[Start of Attachment]

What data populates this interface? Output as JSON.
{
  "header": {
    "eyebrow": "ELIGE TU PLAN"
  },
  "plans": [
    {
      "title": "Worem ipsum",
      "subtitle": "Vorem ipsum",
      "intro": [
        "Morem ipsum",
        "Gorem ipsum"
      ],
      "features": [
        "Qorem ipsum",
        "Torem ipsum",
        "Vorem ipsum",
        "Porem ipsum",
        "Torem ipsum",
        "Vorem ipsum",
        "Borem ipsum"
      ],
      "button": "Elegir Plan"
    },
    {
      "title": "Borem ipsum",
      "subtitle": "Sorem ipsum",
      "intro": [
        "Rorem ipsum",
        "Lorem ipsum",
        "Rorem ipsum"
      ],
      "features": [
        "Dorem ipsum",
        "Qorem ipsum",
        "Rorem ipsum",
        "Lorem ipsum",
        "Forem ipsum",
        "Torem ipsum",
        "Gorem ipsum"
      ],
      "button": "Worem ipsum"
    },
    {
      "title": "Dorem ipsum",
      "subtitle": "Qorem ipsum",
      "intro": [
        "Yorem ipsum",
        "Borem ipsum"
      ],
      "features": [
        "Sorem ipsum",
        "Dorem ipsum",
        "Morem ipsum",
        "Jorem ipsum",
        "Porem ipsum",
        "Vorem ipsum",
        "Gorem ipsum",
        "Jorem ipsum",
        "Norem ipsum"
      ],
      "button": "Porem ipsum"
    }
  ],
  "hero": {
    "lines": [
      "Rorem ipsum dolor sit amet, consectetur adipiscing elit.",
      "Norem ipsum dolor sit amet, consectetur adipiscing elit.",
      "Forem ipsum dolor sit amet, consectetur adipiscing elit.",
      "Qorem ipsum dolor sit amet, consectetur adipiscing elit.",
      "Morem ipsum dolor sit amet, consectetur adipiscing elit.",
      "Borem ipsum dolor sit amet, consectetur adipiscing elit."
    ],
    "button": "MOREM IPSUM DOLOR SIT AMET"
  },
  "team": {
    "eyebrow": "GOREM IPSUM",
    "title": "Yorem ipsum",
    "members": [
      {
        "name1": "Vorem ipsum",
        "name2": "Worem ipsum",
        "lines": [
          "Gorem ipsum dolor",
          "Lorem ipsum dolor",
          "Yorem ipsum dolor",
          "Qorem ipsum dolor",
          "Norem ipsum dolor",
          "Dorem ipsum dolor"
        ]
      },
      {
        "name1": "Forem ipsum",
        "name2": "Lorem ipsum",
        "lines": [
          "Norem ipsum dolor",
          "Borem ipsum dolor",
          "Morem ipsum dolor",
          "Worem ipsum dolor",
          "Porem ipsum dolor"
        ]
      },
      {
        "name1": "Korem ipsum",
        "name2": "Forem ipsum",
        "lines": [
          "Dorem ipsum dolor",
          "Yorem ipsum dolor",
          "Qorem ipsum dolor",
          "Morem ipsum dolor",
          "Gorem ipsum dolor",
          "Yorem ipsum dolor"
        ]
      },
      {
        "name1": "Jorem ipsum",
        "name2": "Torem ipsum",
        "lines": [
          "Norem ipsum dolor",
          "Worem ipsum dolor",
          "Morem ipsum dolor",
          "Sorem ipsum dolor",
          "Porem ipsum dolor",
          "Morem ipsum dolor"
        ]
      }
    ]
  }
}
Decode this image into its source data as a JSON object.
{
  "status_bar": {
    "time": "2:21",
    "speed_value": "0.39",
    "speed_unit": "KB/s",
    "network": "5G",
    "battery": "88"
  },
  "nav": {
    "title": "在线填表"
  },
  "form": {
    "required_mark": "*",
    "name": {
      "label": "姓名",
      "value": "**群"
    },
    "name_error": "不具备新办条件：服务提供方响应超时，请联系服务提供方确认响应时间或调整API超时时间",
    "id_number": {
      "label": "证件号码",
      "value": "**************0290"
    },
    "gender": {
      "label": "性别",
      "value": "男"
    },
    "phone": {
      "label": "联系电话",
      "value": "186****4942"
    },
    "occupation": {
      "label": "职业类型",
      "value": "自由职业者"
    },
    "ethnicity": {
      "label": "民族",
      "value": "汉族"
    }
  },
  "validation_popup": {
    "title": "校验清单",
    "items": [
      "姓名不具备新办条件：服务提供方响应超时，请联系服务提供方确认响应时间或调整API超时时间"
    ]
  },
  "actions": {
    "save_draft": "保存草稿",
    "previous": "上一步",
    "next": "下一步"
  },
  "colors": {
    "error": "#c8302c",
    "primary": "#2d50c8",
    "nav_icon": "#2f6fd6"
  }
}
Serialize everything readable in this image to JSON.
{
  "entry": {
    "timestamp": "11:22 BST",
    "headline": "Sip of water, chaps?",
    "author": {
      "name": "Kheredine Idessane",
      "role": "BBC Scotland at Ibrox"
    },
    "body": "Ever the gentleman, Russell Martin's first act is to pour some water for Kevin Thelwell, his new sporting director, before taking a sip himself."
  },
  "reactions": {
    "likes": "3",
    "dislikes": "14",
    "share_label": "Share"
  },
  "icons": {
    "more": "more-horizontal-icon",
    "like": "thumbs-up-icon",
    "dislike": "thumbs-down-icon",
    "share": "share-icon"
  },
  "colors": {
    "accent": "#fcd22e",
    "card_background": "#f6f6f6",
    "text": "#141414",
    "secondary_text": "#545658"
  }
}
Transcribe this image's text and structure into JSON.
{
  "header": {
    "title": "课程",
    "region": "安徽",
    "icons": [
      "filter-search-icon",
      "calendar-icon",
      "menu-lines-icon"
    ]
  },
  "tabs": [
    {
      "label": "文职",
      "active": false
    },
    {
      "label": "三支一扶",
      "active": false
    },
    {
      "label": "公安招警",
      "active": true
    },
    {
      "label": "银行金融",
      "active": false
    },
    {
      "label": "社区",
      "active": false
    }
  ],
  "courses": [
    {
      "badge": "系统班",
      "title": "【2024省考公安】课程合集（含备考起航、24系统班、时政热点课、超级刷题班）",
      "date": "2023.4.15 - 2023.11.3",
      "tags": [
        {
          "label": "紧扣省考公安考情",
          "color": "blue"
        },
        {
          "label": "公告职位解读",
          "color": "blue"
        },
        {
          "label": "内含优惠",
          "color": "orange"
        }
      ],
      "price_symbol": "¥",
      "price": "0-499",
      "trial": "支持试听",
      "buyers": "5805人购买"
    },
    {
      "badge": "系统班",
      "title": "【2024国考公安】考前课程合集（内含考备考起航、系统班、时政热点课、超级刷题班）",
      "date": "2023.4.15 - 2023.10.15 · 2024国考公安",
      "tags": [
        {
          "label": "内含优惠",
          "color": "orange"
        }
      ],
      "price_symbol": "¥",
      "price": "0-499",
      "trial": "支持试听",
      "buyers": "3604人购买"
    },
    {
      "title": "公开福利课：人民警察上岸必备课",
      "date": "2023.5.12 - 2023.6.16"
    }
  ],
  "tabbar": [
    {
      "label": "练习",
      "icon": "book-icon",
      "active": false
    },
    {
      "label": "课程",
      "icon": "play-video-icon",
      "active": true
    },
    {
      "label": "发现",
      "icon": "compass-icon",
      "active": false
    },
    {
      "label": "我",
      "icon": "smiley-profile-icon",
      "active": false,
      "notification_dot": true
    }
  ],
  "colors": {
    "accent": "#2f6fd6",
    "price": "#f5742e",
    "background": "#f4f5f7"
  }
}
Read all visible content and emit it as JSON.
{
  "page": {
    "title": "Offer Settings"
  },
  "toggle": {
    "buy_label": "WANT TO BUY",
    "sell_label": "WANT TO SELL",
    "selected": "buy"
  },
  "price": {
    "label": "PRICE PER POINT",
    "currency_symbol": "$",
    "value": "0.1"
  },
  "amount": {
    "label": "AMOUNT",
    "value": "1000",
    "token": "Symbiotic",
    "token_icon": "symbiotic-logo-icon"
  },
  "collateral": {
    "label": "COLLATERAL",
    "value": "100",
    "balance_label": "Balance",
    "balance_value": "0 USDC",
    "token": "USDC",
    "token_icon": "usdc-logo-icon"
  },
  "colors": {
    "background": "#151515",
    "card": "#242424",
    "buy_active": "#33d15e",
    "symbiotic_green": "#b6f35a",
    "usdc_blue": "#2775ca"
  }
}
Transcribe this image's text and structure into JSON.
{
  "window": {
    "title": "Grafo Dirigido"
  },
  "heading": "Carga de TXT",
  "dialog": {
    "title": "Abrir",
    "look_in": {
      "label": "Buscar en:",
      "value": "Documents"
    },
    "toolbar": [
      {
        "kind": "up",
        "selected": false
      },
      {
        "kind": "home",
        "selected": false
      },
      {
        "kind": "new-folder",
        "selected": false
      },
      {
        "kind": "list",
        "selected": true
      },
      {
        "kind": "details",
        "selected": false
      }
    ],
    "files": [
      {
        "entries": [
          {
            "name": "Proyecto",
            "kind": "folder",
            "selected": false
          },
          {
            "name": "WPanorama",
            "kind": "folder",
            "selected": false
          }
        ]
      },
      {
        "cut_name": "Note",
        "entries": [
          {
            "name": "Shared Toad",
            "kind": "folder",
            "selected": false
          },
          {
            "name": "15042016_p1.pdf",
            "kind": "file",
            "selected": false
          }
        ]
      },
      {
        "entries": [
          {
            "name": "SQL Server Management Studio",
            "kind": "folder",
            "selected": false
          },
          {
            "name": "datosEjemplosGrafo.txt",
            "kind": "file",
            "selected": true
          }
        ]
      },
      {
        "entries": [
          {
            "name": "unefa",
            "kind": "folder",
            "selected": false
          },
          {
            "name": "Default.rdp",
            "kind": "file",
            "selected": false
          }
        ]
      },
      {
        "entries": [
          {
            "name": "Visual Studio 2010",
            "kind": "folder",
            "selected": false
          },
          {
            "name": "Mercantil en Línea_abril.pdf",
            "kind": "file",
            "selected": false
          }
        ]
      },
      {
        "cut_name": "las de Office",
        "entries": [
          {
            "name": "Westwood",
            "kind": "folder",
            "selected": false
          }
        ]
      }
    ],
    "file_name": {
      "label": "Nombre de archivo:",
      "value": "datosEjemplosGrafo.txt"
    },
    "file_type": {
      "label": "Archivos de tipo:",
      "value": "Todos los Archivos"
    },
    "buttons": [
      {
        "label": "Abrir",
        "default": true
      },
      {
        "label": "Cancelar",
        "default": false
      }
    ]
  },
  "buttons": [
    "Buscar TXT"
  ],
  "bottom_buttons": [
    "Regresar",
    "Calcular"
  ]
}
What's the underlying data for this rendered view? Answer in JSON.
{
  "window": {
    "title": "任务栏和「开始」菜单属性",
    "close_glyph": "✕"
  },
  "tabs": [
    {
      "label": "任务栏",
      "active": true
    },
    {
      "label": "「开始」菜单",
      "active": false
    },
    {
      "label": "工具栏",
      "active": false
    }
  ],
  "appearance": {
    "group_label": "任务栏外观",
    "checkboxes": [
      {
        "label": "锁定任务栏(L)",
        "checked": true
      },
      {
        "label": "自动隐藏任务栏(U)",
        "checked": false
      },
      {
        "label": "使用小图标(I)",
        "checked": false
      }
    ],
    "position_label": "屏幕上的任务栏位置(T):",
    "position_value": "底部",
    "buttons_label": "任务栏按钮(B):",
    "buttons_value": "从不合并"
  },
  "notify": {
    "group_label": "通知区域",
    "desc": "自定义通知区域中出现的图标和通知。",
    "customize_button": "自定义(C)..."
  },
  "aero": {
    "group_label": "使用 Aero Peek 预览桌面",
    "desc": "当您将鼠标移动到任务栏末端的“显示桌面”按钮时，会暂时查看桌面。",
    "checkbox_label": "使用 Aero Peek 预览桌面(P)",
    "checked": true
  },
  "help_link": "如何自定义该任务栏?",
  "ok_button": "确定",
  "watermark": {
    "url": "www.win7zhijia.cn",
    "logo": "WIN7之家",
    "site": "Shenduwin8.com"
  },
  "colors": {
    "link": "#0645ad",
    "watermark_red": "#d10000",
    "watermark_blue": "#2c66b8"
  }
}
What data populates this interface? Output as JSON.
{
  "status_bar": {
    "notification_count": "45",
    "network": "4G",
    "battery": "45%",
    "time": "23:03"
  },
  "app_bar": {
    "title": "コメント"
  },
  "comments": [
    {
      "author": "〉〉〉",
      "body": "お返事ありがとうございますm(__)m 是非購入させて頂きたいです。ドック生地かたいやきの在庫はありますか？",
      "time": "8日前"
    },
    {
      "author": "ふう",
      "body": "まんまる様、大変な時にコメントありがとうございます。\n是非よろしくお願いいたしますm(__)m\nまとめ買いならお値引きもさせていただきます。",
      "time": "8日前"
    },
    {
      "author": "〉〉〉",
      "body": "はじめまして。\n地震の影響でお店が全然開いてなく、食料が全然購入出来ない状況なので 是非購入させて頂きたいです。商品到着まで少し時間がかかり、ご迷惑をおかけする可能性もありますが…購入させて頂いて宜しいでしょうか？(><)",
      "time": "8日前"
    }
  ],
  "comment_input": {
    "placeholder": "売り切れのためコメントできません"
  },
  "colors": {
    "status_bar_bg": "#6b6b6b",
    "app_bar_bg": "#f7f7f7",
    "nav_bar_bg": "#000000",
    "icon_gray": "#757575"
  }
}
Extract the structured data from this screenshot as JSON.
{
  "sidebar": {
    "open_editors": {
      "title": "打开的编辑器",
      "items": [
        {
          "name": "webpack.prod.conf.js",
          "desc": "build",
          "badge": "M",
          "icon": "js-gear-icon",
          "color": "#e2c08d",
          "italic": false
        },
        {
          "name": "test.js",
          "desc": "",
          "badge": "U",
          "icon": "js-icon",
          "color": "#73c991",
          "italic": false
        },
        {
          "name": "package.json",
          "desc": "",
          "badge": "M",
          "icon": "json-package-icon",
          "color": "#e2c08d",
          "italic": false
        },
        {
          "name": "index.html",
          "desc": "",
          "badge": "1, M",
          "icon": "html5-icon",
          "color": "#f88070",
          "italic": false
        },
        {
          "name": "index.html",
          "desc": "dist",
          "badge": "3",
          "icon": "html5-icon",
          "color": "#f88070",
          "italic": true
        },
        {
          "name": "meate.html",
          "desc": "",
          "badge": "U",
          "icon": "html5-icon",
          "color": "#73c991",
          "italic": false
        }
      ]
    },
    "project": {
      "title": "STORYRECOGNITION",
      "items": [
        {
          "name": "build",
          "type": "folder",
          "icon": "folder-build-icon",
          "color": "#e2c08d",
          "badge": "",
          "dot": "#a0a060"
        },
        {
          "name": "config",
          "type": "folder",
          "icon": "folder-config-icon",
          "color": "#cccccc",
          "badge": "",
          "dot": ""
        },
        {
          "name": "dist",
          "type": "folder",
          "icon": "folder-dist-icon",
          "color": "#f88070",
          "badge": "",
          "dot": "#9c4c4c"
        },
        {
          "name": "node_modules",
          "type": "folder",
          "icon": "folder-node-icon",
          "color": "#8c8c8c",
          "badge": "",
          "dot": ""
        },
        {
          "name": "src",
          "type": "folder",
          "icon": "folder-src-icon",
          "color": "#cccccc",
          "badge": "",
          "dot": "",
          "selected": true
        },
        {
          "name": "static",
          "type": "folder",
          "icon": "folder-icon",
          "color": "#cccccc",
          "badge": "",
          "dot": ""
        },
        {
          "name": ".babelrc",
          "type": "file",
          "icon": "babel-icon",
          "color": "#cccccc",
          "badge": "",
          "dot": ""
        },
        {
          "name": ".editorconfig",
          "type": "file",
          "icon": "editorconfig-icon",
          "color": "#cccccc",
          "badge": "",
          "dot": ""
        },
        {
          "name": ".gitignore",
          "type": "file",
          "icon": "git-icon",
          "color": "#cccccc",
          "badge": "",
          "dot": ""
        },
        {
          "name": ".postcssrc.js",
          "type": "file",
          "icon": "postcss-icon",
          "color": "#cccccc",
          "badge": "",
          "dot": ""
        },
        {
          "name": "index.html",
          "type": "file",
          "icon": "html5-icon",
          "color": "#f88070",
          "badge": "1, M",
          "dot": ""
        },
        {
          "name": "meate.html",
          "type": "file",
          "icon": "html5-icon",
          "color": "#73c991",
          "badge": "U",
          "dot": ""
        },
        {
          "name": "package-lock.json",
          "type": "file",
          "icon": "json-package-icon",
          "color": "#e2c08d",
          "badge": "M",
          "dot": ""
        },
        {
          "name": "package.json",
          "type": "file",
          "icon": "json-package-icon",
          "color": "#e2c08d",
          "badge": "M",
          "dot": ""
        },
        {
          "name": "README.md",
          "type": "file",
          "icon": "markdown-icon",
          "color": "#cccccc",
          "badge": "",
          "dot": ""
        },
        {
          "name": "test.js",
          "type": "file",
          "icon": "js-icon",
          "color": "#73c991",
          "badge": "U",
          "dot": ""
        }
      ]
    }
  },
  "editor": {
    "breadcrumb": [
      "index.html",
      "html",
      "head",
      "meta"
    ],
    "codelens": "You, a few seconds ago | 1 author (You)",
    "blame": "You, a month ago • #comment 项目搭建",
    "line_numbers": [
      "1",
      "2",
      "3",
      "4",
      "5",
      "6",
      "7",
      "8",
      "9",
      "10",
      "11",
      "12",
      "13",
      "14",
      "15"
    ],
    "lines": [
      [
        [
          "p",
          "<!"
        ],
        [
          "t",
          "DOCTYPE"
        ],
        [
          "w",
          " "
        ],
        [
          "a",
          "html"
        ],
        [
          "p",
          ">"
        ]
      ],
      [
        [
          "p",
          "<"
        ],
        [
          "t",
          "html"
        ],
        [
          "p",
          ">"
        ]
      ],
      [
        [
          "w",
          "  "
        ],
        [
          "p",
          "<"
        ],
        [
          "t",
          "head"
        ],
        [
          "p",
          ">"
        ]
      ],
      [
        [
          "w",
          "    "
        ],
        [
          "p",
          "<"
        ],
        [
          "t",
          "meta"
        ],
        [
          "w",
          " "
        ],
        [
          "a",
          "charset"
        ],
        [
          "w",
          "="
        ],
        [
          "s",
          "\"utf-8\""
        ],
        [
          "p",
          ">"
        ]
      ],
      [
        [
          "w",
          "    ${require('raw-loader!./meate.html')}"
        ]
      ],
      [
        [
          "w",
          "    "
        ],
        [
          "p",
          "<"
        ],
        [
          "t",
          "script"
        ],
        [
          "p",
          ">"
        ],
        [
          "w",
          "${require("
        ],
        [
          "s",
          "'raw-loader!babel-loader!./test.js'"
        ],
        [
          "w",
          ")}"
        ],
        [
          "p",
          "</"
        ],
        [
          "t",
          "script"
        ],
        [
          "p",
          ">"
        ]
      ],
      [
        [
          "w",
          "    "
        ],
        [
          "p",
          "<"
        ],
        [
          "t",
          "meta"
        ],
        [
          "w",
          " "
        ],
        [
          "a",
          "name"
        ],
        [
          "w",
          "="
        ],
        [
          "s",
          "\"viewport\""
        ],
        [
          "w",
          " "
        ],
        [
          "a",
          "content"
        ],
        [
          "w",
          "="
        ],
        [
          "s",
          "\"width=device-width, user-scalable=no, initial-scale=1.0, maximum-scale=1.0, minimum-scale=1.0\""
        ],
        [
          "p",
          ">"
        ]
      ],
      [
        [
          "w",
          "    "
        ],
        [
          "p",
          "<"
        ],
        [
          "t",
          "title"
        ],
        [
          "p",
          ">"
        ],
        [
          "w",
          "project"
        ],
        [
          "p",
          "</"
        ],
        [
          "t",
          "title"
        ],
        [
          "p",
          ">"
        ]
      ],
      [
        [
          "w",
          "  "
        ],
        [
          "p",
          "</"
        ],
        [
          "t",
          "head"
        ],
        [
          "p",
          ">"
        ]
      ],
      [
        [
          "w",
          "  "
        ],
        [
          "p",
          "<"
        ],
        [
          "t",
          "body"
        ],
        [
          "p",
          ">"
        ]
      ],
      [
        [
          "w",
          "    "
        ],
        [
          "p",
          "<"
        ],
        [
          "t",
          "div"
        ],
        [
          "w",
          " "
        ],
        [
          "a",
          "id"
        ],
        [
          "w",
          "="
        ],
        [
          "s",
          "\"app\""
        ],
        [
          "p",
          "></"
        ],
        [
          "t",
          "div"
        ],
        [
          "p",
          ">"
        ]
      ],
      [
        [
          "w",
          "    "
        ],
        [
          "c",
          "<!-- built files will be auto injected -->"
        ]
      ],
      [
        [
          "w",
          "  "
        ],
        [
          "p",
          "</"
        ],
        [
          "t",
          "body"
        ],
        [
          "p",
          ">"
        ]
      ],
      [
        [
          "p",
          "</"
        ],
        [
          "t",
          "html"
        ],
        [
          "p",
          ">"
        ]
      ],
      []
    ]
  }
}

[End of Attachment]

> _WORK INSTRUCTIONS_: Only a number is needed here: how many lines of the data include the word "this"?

> _SOLVED EXERCISE_: 8